Mahabir Pun is a Nepalese teacher known for his extensive work in applying wireless technologies to develop remote areas of the Himalayas, also known as the Nepal Wireless Networking Project. He is a widely known figure in Nepal, and his work has been recognized by the Ashoka Foundation, the Ramon Magsaysay Foundation, University of Nebraska, and Global Ideas Bank. He is well known in Nepal for his extensive work in rural villages in fields of health, education and awareness projects by connecting those remote areas through wireless internet technologies. He was born and raised in Nangi, a remote village in the mountainous Myagdi District of western Nepal, Pun spent his childhood grazing cattle and sheep, and attending a village school without paper, pencils, textbooks or qualified teachers.
Traditionally, the local people had no education, and most men joined the British Gurkha army. Pun’s life changed dramatically when his father, a retired Gurkha, took the remarkable step of moving the family to the southern plain of Nepal and investing their entire savings in his son’s education. After finishing high school, Pun worked as a teacher for about 12 years in four schools, while supporting his brothers’ and sisters’ education. In 1989, after numerous applications to UK and US universities, he succeeded in gaining a partial scholarship to the University of Nebraska at Kearney, from which he graduated in 1996 with a bachelor’s degree in Science Education. After graduation, he returned to his native village, twenty-four years after having left there as a child. It was in Nangi that he recognised the critical need for sustainable education, and began to formulate his goal of creating a high school to serve as a model for local educational and economic development. Pun founded the Himanchal High School with a special focus on computer education and other programmes with income-generating capacity. He then returned to the University of Nebraska for a master’s degree in Educational Administration, which he completed in 2001.
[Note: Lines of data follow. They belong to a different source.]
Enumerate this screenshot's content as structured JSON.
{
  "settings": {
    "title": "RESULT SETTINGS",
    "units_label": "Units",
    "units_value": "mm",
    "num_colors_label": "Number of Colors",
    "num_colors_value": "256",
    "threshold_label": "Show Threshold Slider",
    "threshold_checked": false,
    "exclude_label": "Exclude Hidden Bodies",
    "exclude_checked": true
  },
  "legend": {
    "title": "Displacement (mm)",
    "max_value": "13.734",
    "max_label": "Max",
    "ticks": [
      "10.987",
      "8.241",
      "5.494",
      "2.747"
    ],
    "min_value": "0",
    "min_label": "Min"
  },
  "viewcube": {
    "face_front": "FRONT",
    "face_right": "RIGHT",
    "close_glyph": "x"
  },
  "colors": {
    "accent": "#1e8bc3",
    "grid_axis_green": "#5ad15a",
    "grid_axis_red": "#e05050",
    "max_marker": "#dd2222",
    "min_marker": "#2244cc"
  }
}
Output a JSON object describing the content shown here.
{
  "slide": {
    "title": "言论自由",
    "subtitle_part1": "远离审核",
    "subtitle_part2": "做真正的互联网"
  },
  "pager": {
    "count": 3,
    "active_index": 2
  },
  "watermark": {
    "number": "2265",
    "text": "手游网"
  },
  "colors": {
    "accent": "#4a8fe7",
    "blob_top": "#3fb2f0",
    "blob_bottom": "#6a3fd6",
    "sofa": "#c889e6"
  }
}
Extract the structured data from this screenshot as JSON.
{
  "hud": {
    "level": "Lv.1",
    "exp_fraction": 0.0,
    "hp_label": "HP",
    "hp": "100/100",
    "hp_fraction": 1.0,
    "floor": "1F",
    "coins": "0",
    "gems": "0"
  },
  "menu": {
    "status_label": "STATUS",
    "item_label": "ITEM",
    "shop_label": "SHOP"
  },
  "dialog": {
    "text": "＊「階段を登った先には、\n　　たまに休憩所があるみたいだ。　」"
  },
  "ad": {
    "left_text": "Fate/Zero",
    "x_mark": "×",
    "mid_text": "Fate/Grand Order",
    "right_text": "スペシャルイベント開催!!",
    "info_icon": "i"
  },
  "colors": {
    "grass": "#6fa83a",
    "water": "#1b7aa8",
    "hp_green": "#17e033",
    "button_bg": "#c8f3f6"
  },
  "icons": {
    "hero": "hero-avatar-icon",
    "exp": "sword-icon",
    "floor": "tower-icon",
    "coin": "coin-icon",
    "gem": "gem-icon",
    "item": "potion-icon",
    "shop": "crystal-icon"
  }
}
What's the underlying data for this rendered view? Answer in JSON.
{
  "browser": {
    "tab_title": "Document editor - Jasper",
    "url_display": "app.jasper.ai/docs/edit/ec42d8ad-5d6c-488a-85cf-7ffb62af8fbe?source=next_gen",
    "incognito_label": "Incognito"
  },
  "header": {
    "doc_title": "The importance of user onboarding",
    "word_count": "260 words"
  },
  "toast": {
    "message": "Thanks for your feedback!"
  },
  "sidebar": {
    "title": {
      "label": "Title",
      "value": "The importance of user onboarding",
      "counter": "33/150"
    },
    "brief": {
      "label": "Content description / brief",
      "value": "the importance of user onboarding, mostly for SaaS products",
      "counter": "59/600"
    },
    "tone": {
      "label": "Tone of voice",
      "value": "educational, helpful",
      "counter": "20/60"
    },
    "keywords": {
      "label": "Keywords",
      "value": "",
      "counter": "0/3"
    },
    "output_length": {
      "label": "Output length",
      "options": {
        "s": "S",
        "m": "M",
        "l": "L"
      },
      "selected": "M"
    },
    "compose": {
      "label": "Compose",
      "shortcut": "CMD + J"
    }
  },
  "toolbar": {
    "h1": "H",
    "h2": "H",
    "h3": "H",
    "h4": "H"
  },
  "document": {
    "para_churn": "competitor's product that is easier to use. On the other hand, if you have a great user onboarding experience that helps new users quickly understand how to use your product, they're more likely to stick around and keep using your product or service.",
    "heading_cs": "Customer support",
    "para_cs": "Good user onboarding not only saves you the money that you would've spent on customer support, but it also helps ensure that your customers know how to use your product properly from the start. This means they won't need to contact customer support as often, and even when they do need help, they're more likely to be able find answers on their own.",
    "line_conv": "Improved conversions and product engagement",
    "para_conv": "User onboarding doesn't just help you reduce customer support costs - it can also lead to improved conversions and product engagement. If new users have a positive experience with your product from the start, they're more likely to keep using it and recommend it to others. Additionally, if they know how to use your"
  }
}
While in the United States of America, Pun had recognised that information technology had the potential to transform the education system and the economy of his village, and he had taken courses to acquire the skills needed to assemble, refurbish and use computers. On his return to Nepal, he successfully campaigned for the donation of used computers from Japan, Malaysia, Australia, Singapore, and the USA, and powered them with two small hydro generators (donated by Singaporean climbers on their way to Mount Everest) installed in a nearby stream. Pun began teaching computer classes to students and fellow teachers, but it proved impossible to establish a telephone connection to the nearest city, Pokhara, and the Internet. Pun e-mailed the BBC, asking for ideas. The BBC publicised his dilemma, and soon volunteers from Europe and the USA responded. In 2001, donors and volunteers helped him to rig a wireless connection between Nangi and the neighbouring village of Ramche, using small handmade TV dish antennae mounted in trees. Small grants soon led to the construction of improvised mountaintop relay stations and a link to Pokhara. By 2003, Nangi had a wireless connection to the Internet. Later, Pun brought in more used computers donated from abroad, distributed them to other schools in other villages, and began work to develop a wireless distance-learning project supported by income-generating ventures.
Pun’s work on distance learning and online educational services constitutes the first attempt in Nepal to address the scarcity of qualified teachers through technology. He took steps to ensure the success and growth of his projects, by arranging for other teachers to attend a computer training course in Pokhara, starting economic projects to fund students’ expenses and teachers’ salaries, and by attracting hundreds of international volunteers with wide-ranging skills. He has since built a new cultural centre, and has developed communication links for yak farmers, as well as new ventures to hc international trekking and tour groups. He has therefore succeeded not just in creating a self-sustaining educational system, but also a range of new economic and social enterprises to support remote communities.
In 2002, Pun was elected Ashoka Fellow by the Ashoka Foundation, the global association of leading social entrepreneurs. The Foundation noted Pun’s contribution to overcoming the geographical isolation of many of the communities in which he works, with a new idea which could be replicated in other geographically isolated areas with few educational or economic opportunities. In 2004, Pun received the Overall Social Innovations Award from the Global Ideas Bank, aka the Institute for Social Inventions. They said, “Using an inspired mix of solar power, tree-based relay systems and wireless technology, the project is helping yak farmers stay in touch, families communicate and, with an expansion into distance learning, children to gain education.” In 2007, Pun was awarded the Magsaysay Award, considered by some to be the Nobel Prize of Asia, in recognition of “his innovative application of wireless computer technology in Nepal, bringing progress to remote mountain areas by connecting his village to the global village”. Pun is one of four Nepalis to receive the Magsaysay Award, and the only one to receive the Magsaysay Award for Community Leadership. Later in 2007, the University of Nebraska awarded Pun an honorary degree as Doctor of Humane Letters for his outstanding work for his country, Nepal. In 2014 Pun was awarded the Jonathan B. Postel Service Award by the Internet Society.